As the holidays approach, many well-meaning friends and relatives will be doling out gift cards—often because they don’t know what else to buy. Now, technology and new Federal Reserve Board rules can make these cards even more of a gift and less of a hassle.
Many shoppers, like Abbrea Askew, have received their share of gift cards for stores they don’t frequent. The 31-year-old stay-at-home mom was looking for a way to get rid of these cards and, through a Google search, learned about GiftCardRescue.com, an online marketplace for selling and buying gift cards. “It works out really well for me,” says the Atlanta resident. “I can stock up on the things I need instead of being stuck shopping at certain stores.”
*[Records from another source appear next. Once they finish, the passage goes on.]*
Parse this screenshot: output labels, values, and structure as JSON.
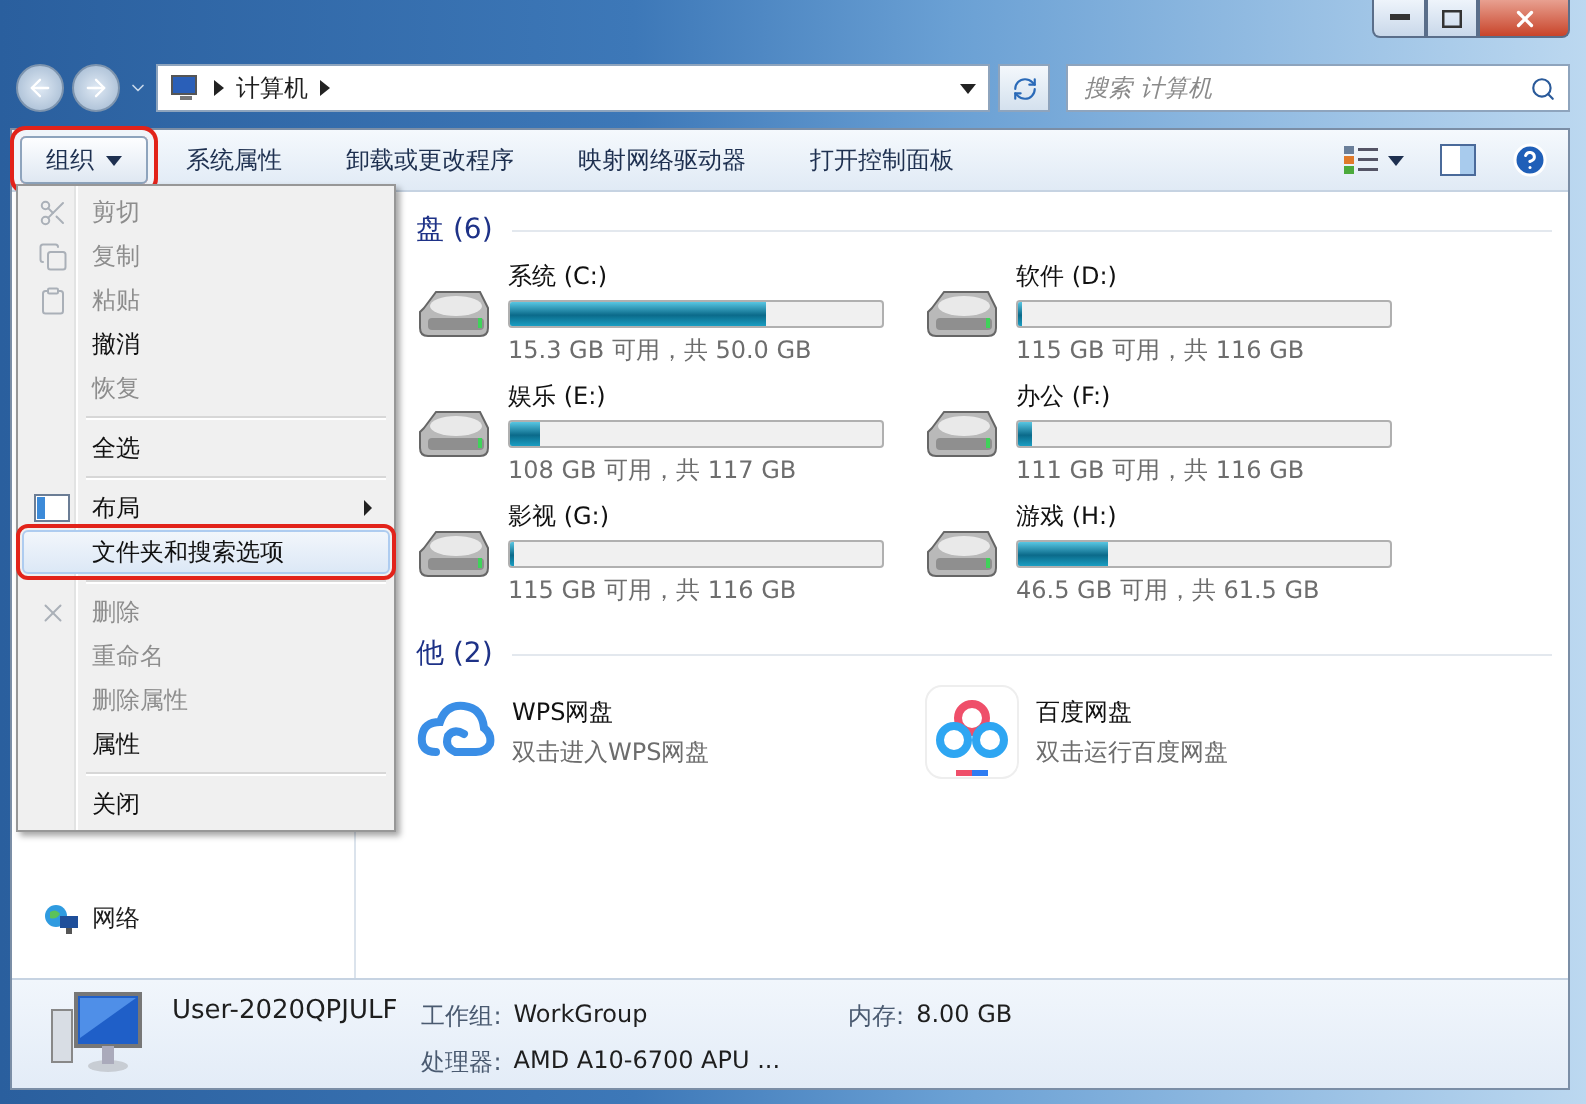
{
  "window": {
    "caption_buttons": [
      {
        "kind": "minimize"
      },
      {
        "kind": "maximize"
      },
      {
        "kind": "close"
      }
    ]
  },
  "address_bar": {
    "path": [
      "计算机"
    ]
  },
  "search": {
    "placeholder": "搜索 计算机"
  },
  "toolbar": {
    "items": [
      {
        "label": "组织",
        "dropdown": true,
        "pressed": true,
        "annotated": true
      },
      {
        "label": "系统属性",
        "dropdown": false,
        "pressed": false,
        "annotated": false
      },
      {
        "label": "卸载或更改程序",
        "dropdown": false,
        "pressed": false,
        "annotated": false
      },
      {
        "label": "映射网络驱动器",
        "dropdown": false,
        "pressed": false,
        "annotated": false
      },
      {
        "label": "打开控制面板",
        "dropdown": false,
        "pressed": false,
        "annotated": false
      }
    ]
  },
  "organize_menu": [
    {
      "kind": "item",
      "label": "剪切",
      "disabled": true,
      "submenu": false,
      "selected": false,
      "annotated": false
    },
    {
      "kind": "item",
      "label": "复制",
      "disabled": true,
      "submenu": false,
      "selected": false,
      "annotated": false
    },
    {
      "kind": "item",
      "label": "粘贴",
      "disabled": true,
      "submenu": false,
      "selected": false,
      "annotated": false
    },
    {
      "kind": "item",
      "label": "撤消",
      "disabled": false,
      "submenu": false,
      "selected": false,
      "annotated": false
    },
    {
      "kind": "item",
      "label": "恢复",
      "disabled": true,
      "submenu": false,
      "selected": false,
      "annotated": false
    },
    {
      "kind": "separator"
    },
    {
      "kind": "item",
      "label": "全选",
      "disabled": false,
      "submenu": false,
      "selected": false,
      "annotated": false
    },
    {
      "kind": "separator"
    },
    {
      "kind": "item",
      "label": "布局",
      "disabled": false,
      "submenu": true,
      "selected": false,
      "annotated": false
    },
    {
      "kind": "item",
      "label": "文件夹和搜索选项",
      "disabled": false,
      "submenu": false,
      "selected": true,
      "annotated": true
    },
    {
      "kind": "separator"
    },
    {
      "kind": "item",
      "label": "删除",
      "disabled": true,
      "submenu": false,
      "selected": false,
      "annotated": false
    },
    {
      "kind": "item",
      "label": "重命名",
      "disabled": true,
      "submenu": false,
      "selected": false,
      "annotated": false
    },
    {
      "kind": "item",
      "label": "删除属性",
      "disabled": true,
      "submenu": false,
      "selected": false,
      "annotated": false
    },
    {
      "kind": "item",
      "label": "属性",
      "disabled": false,
      "submenu": false,
      "selected": false,
      "annotated": false
    },
    {
      "kind": "separator"
    },
    {
      "kind": "item",
      "label": "关闭",
      "disabled": false,
      "submenu": false,
      "selected": false,
      "annotated": false
    }
  ],
  "nav_pane": {
    "items": [
      {
        "label": "网络"
      }
    ]
  },
  "sections": [
    {
      "title": "盘 (6)",
      "kind": "drives",
      "items": [
        {
          "name": "系统 (C:)",
          "level": 0.69,
          "reading": "15.3 GB 可用，共 50.0 GB"
        },
        {
          "name": "软件 (D:)",
          "level": 0.01,
          "reading": "115 GB 可用，共 116 GB"
        },
        {
          "name": "娱乐 (E:)",
          "level": 0.08,
          "reading": "108 GB 可用，共 117 GB"
        },
        {
          "name": "办公 (F:)",
          "level": 0.04,
          "reading": "111 GB 可用，共 116 GB"
        },
        {
          "name": "影视 (G:)",
          "level": 0.01,
          "reading": "115 GB 可用，共 116 GB"
        },
        {
          "name": "游戏 (H:)",
          "level": 0.24,
          "reading": "46.5 GB 可用，共 61.5 GB"
        }
      ]
    },
    {
      "title": "他 (2)",
      "kind": "apps",
      "items": [
        {
          "name": "WPS网盘",
          "description": "双击进入WPS网盘"
        },
        {
          "name": "百度网盘",
          "description": "双击运行百度网盘"
        }
      ]
    }
  ],
  "details": {
    "computer_name": "User-2020QPJULF",
    "fields": [
      {
        "label": "工作组:",
        "value": "WorkGroup"
      },
      {
        "label": "内存:",
        "value": "8.00 GB"
      },
      {
        "label": "处理器:",
        "value": "AMD A10-6700 APU ..."
      }
    ]
  }
}
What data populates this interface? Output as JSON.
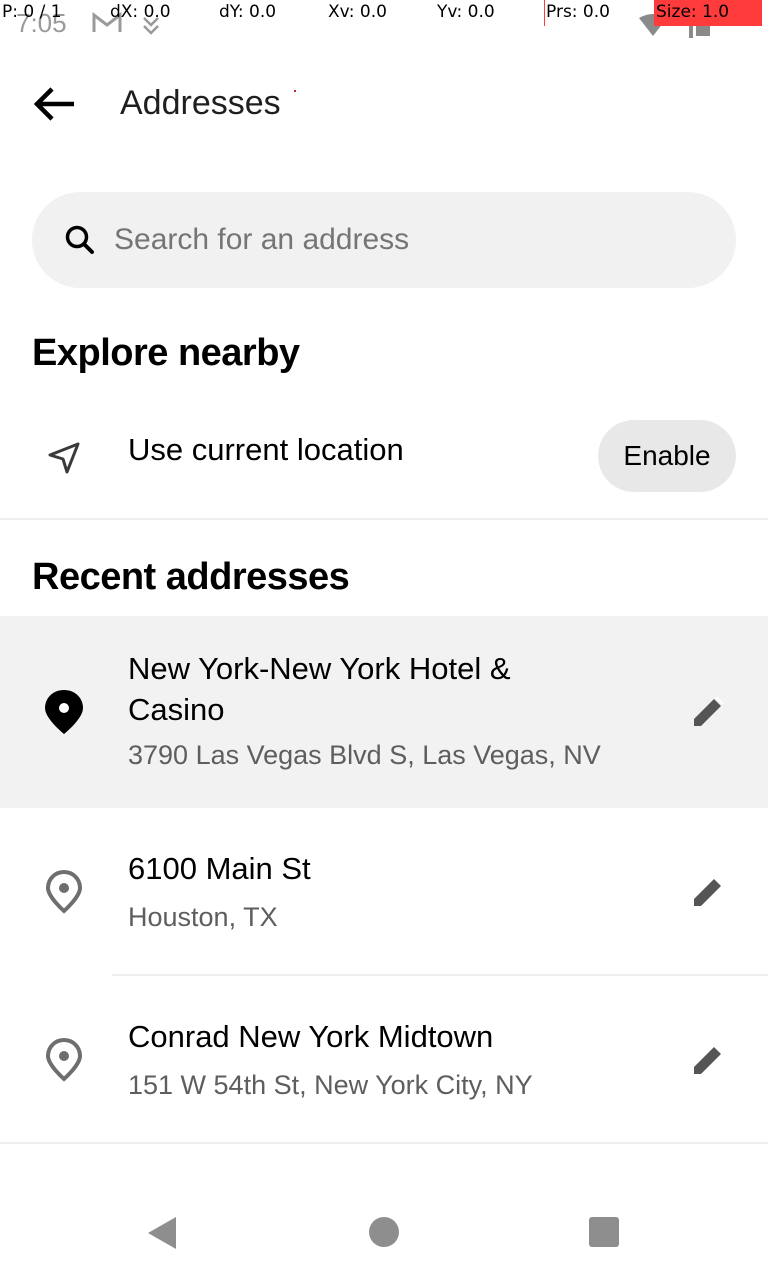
{
  "status_bar": {
    "time": "7:05",
    "icons": [
      "gmail-icon",
      "download-icon",
      "wifi-icon",
      "signal-icon",
      "battery-icon"
    ]
  },
  "debug_overlay": {
    "pointer": "P: 0 / 1",
    "dx": "dX: 0.0",
    "dy": "dY: 0.0",
    "xv": "Xv: 0.0",
    "yv": "Yv: 0.0",
    "prs": "Prs: 0.0",
    "size": "Size: 1.0"
  },
  "header": {
    "title": "Addresses",
    "back_icon": "arrow-left-icon"
  },
  "search": {
    "placeholder": "Search for an address",
    "value": ""
  },
  "explore": {
    "heading": "Explore nearby",
    "current_location_label": "Use current location",
    "enable_label": "Enable"
  },
  "recent": {
    "heading": "Recent addresses",
    "items": [
      {
        "name": "New York-New York Hotel & Casino",
        "address": "3790 Las Vegas Blvd S, Las Vegas, NV",
        "selected": true
      },
      {
        "name": "6100 Main St",
        "address": "Houston, TX",
        "selected": false
      },
      {
        "name": "Conrad New York Midtown",
        "address": "151 W 54th St, New York City, NY",
        "selected": false
      }
    ]
  },
  "colors": {
    "search_bg": "#f1f1f1",
    "selected_row_bg": "#f2f2f2",
    "enable_bg": "#e8e8e8",
    "secondary_text": "#5e5e5e"
  }
}
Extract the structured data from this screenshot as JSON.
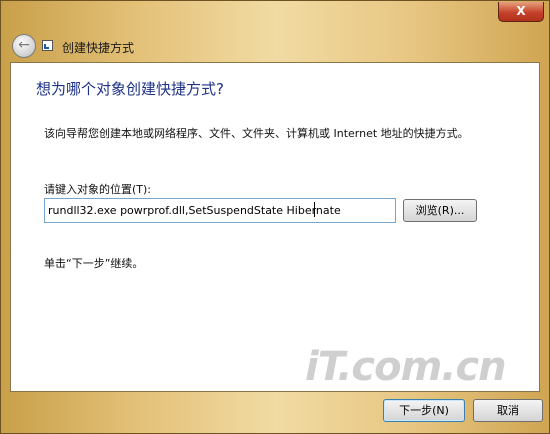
{
  "window": {
    "close_label": "X"
  },
  "wizard": {
    "title": "创建快捷方式",
    "heading": "想为哪个对象创建快捷方式?",
    "description": "该向导帮您创建本地或网络程序、文件、文件夹、计算机或 Internet 地址的快捷方式。",
    "location_label": "请键入对象的位置(T):",
    "location_value": "rundll32.exe powrprof.dll,SetSuspendState Hibernate",
    "browse_label": "浏览(R)...",
    "hint": "单击“下一步”继续。",
    "next_label": "下一步(N)",
    "cancel_label": "取消"
  },
  "watermark": {
    "text": "iT.com.cn"
  },
  "icons": {
    "back": "back-arrow-icon",
    "wizard": "shortcut-icon"
  }
}
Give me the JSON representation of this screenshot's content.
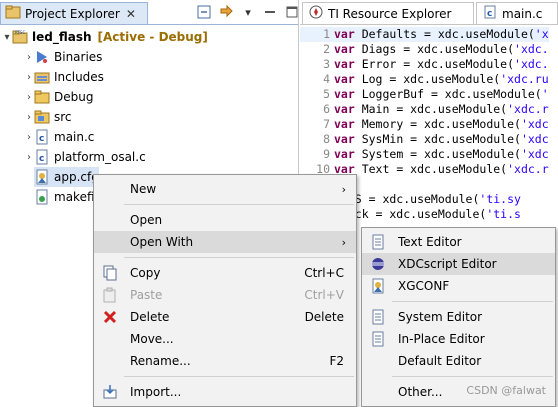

Says Gerri Detweiler, a personal finance expert at Credit.com: “The good thing about selling gift cards is the ability to turn your card into something you can use, and most of us can use cash. The bad thing is, of course, that you won’t get the full value of the gift card because the company’s going to take their cut for helping facilitate the trade.”
GiftCardRescue pays 65% to 90% of the card’s value. Consumers earn more for popular gift cards, such as those for Walmart, or if they choose an Amazon.com shopping credit, says CEO and founder Kwame Kuadey. Other websites for buying and selling gift cards include Plastic Jungle, Swapagift, UpYourCard, and Card Pool.
Kuadey advises consumers to do their homework. “People go to eBay or Craigslist, but the danger with that is you’re getting the cards from a stranger,” Kuadey says. “You’re trusting that the person who is buying from you will mail you a check. When you’re buying, you’re trusting that the person you pay will mail you the gift card.” Askew also suggests, “When you get the card, make sure the balance is on it.” Pay close attention to the company’s policies, she adds.
A gift card exchange worked for Askew, but holding on to cards doesn’t have to be a waste anymore. Now, thanks to the Federal Reserve Board, there may be less of a rush to sell or trade. The gift card business reportedly exceeded $88 billion in 2009. An estimated 6% of cards went unredeemed or expired last year for reasons such as owners losing the cards or simply forgetting about them. “Very often, if the card is lost, it’s like losing cash,” says Ben Woolsey, director of marketing and consumer research at CreditCards.com.
But if the card is located up to five years later, this is now no longer the case. In light of new Federal Reserve rules for conventional gift cards purchased on or after Aug. 22, consumers may hold on to their cards—gift certificates included—without worrying about their value expiring. Cards won’t expire for five years from the date value was last added to them. Among the other changes: Consumers will clearly be made aware of potential inactivity or service fees, which should not apply unless the card goes unused for one year. To learn more, go to the Federal Reserve website.
With gift card exchange programs, in addition to government reform, you’ll get a gift you want when you want it.